Welcome To The Future…of No Laundry!
We have all been there before. Enjoying a burger or French fries…and plop. A big blob of ketchup drips on your clothes. But thanks to Army physical scientist, Quoc Truong, you may not have to worry about your dry cleaning bill ever again!
Truong and his team have been working on “self-cleaning clothing” for the past five years at the U.S. Army Soldier Research, Development, & Engineering Center in Natick, Massachusetts. Truong’s dream: clothing that won’t get dirty in the first place!
The U.S. Army has about a million soldiers including active duty, reservists and National Guard. Each soldier is issued five uniforms. With the constant wear and tear that uniforms undergo in the field - that's a lot of laundry!
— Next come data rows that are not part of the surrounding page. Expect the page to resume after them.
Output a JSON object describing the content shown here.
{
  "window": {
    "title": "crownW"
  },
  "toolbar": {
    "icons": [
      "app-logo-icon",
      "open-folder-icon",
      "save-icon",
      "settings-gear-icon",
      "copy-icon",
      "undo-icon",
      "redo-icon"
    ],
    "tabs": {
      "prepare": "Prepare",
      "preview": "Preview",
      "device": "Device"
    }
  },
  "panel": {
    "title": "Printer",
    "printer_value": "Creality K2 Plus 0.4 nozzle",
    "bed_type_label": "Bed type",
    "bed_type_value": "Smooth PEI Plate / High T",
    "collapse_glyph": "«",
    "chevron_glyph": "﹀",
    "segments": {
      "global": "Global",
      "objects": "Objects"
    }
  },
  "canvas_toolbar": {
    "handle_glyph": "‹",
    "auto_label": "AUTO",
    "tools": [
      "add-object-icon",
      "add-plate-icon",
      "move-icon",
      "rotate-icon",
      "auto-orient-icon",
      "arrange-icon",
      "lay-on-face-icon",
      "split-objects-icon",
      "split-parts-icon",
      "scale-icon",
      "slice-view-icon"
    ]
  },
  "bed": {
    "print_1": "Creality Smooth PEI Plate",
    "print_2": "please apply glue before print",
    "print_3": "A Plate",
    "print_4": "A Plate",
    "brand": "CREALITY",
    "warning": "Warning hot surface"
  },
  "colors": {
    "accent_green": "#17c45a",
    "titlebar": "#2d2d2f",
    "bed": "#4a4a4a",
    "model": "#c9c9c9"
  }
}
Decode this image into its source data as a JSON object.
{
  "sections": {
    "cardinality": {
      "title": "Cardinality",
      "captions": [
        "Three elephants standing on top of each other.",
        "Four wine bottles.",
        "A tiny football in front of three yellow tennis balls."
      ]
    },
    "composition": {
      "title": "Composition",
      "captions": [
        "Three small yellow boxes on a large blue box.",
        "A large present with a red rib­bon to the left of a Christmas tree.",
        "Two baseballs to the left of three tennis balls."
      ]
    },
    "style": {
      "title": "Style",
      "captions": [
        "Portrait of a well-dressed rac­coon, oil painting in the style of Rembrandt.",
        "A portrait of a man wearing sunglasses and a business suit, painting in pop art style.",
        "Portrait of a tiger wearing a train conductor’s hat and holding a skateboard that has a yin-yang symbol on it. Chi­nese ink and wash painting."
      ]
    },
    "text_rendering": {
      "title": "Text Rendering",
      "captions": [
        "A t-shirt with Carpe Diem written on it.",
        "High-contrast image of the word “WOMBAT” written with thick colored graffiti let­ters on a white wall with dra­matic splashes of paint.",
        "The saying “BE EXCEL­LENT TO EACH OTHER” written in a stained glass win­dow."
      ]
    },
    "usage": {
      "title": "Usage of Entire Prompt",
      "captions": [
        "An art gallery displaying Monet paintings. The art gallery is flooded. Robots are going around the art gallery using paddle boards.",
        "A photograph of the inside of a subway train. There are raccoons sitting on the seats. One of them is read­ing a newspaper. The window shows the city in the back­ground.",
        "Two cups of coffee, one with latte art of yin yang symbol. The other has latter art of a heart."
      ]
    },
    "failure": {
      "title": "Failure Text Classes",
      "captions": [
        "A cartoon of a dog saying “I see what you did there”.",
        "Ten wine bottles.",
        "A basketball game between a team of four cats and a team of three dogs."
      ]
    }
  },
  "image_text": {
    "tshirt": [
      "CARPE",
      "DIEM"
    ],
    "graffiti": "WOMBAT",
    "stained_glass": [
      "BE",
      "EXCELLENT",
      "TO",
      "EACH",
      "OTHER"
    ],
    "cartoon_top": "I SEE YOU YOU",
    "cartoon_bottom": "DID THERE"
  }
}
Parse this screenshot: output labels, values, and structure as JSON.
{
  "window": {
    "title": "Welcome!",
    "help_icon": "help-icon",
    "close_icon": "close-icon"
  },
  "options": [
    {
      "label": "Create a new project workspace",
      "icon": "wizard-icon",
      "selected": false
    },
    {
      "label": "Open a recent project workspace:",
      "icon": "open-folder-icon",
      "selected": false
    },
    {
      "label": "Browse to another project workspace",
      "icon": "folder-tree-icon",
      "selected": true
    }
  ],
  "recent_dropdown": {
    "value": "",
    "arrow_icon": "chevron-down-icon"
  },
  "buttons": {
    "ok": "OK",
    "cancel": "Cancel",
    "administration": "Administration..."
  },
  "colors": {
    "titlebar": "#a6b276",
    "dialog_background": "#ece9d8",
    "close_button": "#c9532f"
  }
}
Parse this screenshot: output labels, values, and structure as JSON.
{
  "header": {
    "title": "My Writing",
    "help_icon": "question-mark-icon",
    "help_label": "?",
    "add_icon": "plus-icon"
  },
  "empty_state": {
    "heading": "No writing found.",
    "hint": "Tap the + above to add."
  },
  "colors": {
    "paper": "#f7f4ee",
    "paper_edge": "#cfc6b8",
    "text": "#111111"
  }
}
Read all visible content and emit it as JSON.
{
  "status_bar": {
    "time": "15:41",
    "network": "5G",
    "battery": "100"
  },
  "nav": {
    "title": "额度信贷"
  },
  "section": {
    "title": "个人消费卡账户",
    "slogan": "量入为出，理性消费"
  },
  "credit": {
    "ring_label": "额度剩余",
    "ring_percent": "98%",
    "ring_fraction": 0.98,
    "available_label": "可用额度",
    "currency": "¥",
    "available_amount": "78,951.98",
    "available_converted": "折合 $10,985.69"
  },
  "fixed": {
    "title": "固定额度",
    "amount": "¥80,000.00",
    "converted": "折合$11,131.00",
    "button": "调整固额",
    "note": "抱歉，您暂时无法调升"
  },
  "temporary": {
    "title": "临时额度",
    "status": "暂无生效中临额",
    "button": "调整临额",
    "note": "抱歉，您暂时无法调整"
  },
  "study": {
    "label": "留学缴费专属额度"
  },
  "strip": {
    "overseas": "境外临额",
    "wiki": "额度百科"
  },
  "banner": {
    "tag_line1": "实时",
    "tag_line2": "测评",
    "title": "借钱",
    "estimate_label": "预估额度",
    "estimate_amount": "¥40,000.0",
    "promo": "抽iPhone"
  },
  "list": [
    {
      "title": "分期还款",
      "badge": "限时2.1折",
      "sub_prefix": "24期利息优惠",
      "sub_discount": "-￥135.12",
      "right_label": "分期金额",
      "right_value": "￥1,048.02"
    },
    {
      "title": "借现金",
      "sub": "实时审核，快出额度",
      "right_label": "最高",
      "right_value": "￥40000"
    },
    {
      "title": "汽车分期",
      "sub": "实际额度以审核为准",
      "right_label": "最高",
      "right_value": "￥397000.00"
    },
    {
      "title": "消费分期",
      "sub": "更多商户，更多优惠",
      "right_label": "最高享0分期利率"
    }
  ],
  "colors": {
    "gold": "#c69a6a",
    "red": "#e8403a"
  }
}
Challenged by a general to invent a uniform that didn’t need cleaning, Truong examined the molecular level of the fabric and the substances that make it dirty. To make uniforms that actually resist a wide array of water- or oil-based substances, Truong and his team have been working on what he calls an “omniphobic coating.”
“We really wanted to make a coating that once you apply [it] onto fabric, will repel anything.”
Does It Work?
How well does this uniform fabric resist dirt? Much of the testing is done on machines that Truong and his co-workers have had to invent themselves. The tests reveal that everyday substances, like ketchup or chocolate sauce, tend to be repelled or slide off the uniform fabric. The coated uniform fabric can even resist tough substances like motor oil - which beads up on the fabric surface, instead of soaking through.
Truong has even figured out a solution for the smell that could come from clothes that don’t get laundered. By adding antimicrobial additives to the coating, stinky odors are no longer an issue.
Testing Self-Cleaning Fabric In the Field.
It’s one thing to test the uniform fabric in a lab, but for the U.S. Army, it’s all about performance in the field.
“On the battlefield, the soldiers don’t have field laundering equipment. In the event they get clothing dirty…they can just stand up and eventually the dirt will just fall off and the uniform is clean again,” says Truong.
Soldiers first tested the uniforms in 2011. Soon, the fabric will undergo even more rigorous testing in a field test in Fort Riley, Kansas. Truong and his team are working with Virginia-based Luna Innovations to refine and improve the self-cleaning fabric. One challenge is mud, especially when it is ground into the fabric itself.
When all the kinks have been worked out and testing is completed the possibilities are endless. It's not just the military that could be using self-cleaning clothes. Commercial manufacturers have been approached about using the omniphobic coating. So someday, both the military and the general public may not have to worry about cleaning clothes again.